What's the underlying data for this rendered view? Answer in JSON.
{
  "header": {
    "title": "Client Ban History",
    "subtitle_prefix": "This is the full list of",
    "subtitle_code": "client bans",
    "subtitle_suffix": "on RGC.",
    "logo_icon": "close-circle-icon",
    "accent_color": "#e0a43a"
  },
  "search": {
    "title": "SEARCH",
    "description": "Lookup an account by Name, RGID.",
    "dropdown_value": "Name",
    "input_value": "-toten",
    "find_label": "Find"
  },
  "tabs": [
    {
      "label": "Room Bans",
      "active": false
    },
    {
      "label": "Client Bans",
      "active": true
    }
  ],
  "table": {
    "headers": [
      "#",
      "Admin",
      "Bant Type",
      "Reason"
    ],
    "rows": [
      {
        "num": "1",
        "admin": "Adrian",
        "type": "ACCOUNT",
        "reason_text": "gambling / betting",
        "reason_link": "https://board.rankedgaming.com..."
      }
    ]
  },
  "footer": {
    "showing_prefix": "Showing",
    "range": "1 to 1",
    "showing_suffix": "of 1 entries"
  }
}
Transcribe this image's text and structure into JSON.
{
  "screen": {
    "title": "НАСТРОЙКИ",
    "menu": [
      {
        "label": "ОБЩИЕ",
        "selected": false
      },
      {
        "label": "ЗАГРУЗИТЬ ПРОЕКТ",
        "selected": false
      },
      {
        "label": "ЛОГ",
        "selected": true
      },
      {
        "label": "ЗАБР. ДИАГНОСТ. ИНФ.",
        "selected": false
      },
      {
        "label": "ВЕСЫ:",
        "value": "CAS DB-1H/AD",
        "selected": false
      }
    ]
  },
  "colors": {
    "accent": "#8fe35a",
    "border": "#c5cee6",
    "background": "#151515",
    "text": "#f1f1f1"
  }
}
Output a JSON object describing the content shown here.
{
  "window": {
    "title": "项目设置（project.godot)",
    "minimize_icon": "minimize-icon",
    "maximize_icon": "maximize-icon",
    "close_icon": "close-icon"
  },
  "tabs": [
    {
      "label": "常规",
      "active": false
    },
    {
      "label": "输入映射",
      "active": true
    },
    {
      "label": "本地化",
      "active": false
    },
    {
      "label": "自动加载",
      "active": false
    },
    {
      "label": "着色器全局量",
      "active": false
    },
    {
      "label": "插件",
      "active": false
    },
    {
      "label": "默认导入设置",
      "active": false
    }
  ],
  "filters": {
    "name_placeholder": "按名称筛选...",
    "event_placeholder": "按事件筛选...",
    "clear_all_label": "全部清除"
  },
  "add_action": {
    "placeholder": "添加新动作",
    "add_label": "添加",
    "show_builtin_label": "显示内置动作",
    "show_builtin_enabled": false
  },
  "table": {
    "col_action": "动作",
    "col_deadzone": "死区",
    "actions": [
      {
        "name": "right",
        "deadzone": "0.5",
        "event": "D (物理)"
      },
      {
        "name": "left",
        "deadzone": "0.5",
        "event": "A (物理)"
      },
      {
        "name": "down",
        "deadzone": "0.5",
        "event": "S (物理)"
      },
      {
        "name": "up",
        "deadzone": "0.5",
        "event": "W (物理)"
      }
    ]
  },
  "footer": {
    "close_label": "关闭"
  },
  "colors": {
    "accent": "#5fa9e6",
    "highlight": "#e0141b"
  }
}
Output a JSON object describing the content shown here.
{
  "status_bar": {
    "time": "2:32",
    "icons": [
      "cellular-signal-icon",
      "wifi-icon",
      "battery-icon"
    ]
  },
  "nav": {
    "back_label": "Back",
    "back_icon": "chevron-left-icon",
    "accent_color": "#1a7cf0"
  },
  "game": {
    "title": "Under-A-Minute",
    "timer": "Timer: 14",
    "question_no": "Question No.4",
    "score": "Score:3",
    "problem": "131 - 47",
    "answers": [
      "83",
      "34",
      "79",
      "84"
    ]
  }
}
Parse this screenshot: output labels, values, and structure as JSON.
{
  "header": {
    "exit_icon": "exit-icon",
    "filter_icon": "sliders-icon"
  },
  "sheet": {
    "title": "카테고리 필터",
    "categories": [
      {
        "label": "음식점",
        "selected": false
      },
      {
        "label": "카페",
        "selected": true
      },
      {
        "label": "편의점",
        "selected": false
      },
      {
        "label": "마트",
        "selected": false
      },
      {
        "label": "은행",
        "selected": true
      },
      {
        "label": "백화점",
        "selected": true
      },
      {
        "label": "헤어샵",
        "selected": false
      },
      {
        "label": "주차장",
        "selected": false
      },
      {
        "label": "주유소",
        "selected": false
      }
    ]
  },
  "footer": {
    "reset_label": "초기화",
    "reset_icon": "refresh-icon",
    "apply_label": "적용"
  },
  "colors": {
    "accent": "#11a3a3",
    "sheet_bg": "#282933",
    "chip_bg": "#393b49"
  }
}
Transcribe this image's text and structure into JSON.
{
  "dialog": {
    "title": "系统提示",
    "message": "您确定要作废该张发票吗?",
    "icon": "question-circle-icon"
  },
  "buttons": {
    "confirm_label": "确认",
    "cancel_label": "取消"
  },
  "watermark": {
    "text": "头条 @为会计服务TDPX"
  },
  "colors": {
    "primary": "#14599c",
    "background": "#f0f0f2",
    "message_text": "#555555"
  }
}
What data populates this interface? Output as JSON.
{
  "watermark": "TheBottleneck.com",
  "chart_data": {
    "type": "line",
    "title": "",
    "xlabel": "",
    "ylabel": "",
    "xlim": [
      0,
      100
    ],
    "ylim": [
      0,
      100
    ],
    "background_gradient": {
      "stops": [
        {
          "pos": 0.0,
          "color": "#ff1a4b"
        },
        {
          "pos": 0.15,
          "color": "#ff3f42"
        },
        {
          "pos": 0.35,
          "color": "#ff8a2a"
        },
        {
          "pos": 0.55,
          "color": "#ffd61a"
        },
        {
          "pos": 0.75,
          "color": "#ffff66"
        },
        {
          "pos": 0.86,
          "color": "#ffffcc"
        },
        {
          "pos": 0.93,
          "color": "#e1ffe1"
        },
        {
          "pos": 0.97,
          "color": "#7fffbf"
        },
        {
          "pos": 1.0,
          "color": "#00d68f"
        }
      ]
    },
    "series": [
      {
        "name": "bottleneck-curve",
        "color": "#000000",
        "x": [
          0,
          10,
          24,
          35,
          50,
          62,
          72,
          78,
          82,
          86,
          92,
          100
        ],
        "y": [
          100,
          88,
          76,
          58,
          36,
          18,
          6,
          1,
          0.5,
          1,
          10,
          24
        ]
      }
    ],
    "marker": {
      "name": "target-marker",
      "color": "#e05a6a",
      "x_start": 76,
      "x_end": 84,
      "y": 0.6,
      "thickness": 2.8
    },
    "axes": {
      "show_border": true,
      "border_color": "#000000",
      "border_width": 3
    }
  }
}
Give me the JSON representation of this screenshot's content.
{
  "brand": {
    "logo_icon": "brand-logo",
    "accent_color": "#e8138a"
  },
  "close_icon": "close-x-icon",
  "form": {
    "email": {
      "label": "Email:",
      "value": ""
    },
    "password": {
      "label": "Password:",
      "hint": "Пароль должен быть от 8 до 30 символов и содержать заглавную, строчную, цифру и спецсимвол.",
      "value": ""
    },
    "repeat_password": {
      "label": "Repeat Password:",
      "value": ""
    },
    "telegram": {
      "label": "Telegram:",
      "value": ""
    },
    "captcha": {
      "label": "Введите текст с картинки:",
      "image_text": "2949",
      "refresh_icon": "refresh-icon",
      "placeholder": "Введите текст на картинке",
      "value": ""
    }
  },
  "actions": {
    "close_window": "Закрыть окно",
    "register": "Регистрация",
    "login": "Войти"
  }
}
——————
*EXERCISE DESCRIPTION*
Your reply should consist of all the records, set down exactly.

*EXERCISE RESULT*
What's the underlying data for this rendered view? Answer in JSON.
{
  "header": {
    "title": "Client Ban History",
    "subtitle_prefix": "This is the full list of",
    "subtitle_code": "client bans",
    "subtitle_suffix": "on RGC.",
    "logo_icon": "close-circle-icon",
    "accent_color": "#e0a43a"
  },
  "search": {
    "title": "SEARCH",
    "description": "Lookup an account by Name, RGID.",
    "dropdown_value": "Name",
    "input_value": "-toten",
    "find_label": "Find"
  },
  "tabs": [
    {
      "label": "Room Bans",
      "active": false
    },
    {
      "label": "Client Bans",
      "active": true
    }
  ],
  "table": {
    "headers": [
      "#",
      "Admin",
      "Bant Type",
      "Reason"
    ],
    "rows": [
      {
        "num": "1",
        "admin": "Adrian",
        "type": "ACCOUNT",
        "reason_text": "gambling / betting",
        "reason_link": "https://board.rankedgaming.com..."
      }
    ]
  },
  "footer": {
    "showing_prefix": "Showing",
    "range": "1 to 1",
    "showing_suffix": "of 1 entries"
  }
}
Transcribe this image's text and structure into JSON.
{
  "screen": {
    "title": "НАСТРОЙКИ",
    "menu": [
      {
        "label": "ОБЩИЕ",
        "selected": false
      },
      {
        "label": "ЗАГРУЗИТЬ ПРОЕКТ",
        "selected": false
      },
      {
        "label": "ЛОГ",
        "selected": true
      },
      {
        "label": "ЗАБР. ДИАГНОСТ. ИНФ.",
        "selected": false
      },
      {
        "label": "ВЕСЫ:",
        "value": "CAS DB-1H/AD",
        "selected": false
      }
    ]
  },
  "colors": {
    "accent": "#8fe35a",
    "border": "#c5cee6",
    "background": "#151515",
    "text": "#f1f1f1"
  }
}
Output a JSON object describing the content shown here.
{
  "window": {
    "title": "项目设置（project.godot)",
    "minimize_icon": "minimize-icon",
    "maximize_icon": "maximize-icon",
    "close_icon": "close-icon"
  },
  "tabs": [
    {
      "label": "常规",
      "active": false
    },
    {
      "label": "输入映射",
      "active": true
    },
    {
      "label": "本地化",
      "active": false
    },
    {
      "label": "自动加载",
      "active": false
    },
    {
      "label": "着色器全局量",
      "active": false
    },
    {
      "label": "插件",
      "active": false
    },
    {
      "label": "默认导入设置",
      "active": false
    }
  ],
  "filters": {
    "name_placeholder": "按名称筛选...",
    "event_placeholder": "按事件筛选...",
    "clear_all_label": "全部清除"
  },
  "add_action": {
    "placeholder": "添加新动作",
    "add_label": "添加",
    "show_builtin_label": "显示内置动作",
    "show_builtin_enabled": false
  },
  "table": {
    "col_action": "动作",
    "col_deadzone": "死区",
    "actions": [
      {
        "name": "right",
        "deadzone": "0.5",
        "event": "D (物理)"
      },
      {
        "name": "left",
        "deadzone": "0.5",
        "event": "A (物理)"
      },
      {
        "name": "down",
        "deadzone": "0.5",
        "event": "S (物理)"
      },
      {
        "name": "up",
        "deadzone": "0.5",
        "event": "W (物理)"
      }
    ]
  },
  "footer": {
    "close_label": "关闭"
  },
  "colors": {
    "accent": "#5fa9e6",
    "highlight": "#e0141b"
  }
}
Output a JSON object describing the content shown here.
{
  "status_bar": {
    "time": "2:32",
    "icons": [
      "cellular-signal-icon",
      "wifi-icon",
      "battery-icon"
    ]
  },
  "nav": {
    "back_label": "Back",
    "back_icon": "chevron-left-icon",
    "accent_color": "#1a7cf0"
  },
  "game": {
    "title": "Under-A-Minute",
    "timer": "Timer: 14",
    "question_no": "Question No.4",
    "score": "Score:3",
    "problem": "131 - 47",
    "answers": [
      "83",
      "34",
      "79",
      "84"
    ]
  }
}
Parse this screenshot: output labels, values, and structure as JSON.
{
  "header": {
    "exit_icon": "exit-icon",
    "filter_icon": "sliders-icon"
  },
  "sheet": {
    "title": "카테고리 필터",
    "categories": [
      {
        "label": "음식점",
        "selected": false
      },
      {
        "label": "카페",
        "selected": true
      },
      {
        "label": "편의점",
        "selected": false
      },
      {
        "label": "마트",
        "selected": false
      },
      {
        "label": "은행",
        "selected": true
      },
      {
        "label": "백화점",
        "selected": true
      },
      {
        "label": "헤어샵",
        "selected": false
      },
      {
        "label": "주차장",
        "selected": false
      },
      {
        "label": "주유소",
        "selected": false
      }
    ]
  },
  "footer": {
    "reset_label": "초기화",
    "reset_icon": "refresh-icon",
    "apply_label": "적용"
  },
  "colors": {
    "accent": "#11a3a3",
    "sheet_bg": "#282933",
    "chip_bg": "#393b49"
  }
}
Transcribe this image's text and structure into JSON.
{
  "dialog": {
    "title": "系统提示",
    "message": "您确定要作废该张发票吗?",
    "icon": "question-circle-icon"
  },
  "buttons": {
    "confirm_label": "确认",
    "cancel_label": "取消"
  },
  "watermark": {
    "text": "头条 @为会计服务TDPX"
  },
  "colors": {
    "primary": "#14599c",
    "background": "#f0f0f2",
    "message_text": "#555555"
  }
}
What data populates this interface? Output as JSON.
{
  "watermark": "TheBottleneck.com",
  "chart_data": {
    "type": "line",
    "title": "",
    "xlabel": "",
    "ylabel": "",
    "xlim": [
      0,
      100
    ],
    "ylim": [
      0,
      100
    ],
    "background_gradient": {
      "stops": [
        {
          "pos": 0.0,
          "color": "#ff1a4b"
        },
        {
          "pos": 0.15,
          "color": "#ff3f42"
        },
        {
          "pos": 0.35,
          "color": "#ff8a2a"
        },
        {
          "pos": 0.55,
          "color": "#ffd61a"
        },
        {
          "pos": 0.75,
          "color": "#ffff66"
        },
        {
          "pos": 0.86,
          "color": "#ffffcc"
        },
        {
          "pos": 0.93,
          "color": "#e1ffe1"
        },
        {
          "pos": 0.97,
          "color": "#7fffbf"
        },
        {
          "pos": 1.0,
          "color": "#00d68f"
        }
      ]
    },
    "series": [
      {
        "name": "bottleneck-curve",
        "color": "#000000",
        "x": [
          0,
          10,
          24,
          35,
          50,
          62,
          72,
          78,
          82,
          86,
          92,
          100
        ],
        "y": [
          100,
          88,
          76,
          58,
          36,
          18,
          6,
          1,
          0.5,
          1,
          10,
          24
        ]
      }
    ],
    "marker": {
      "name": "target-marker",
      "color": "#e05a6a",
      "x_start": 76,
      "x_end": 84,
      "y": 0.6,
      "thickness": 2.8
    },
    "axes": {
      "show_border": true,
      "border_color": "#000000",
      "border_width": 3
    }
  }
}
Give me the JSON representation of this screenshot's content.
{
  "brand": {
    "logo_icon": "brand-logo",
    "accent_color": "#e8138a"
  },
  "close_icon": "close-x-icon",
  "form": {
    "email": {
      "label": "Email:",
      "value": ""
    },
    "password": {
      "label": "Password:",
      "hint": "Пароль должен быть от 8 до 30 символов и содержать заглавную, строчную, цифру и спецсимвол.",
      "value": ""
    },
    "repeat_password": {
      "label": "Repeat Password:",
      "value": ""
    },
    "telegram": {
      "label": "Telegram:",
      "value": ""
    },
    "captcha": {
      "label": "Введите текст с картинки:",
      "image_text": "2949",
      "refresh_icon": "refresh-icon",
      "placeholder": "Введите текст на картинке",
      "value": ""
    }
  },
  "actions": {
    "close_window": "Закрыть окно",
    "register": "Регистрация",
    "login": "Войти"
  }
}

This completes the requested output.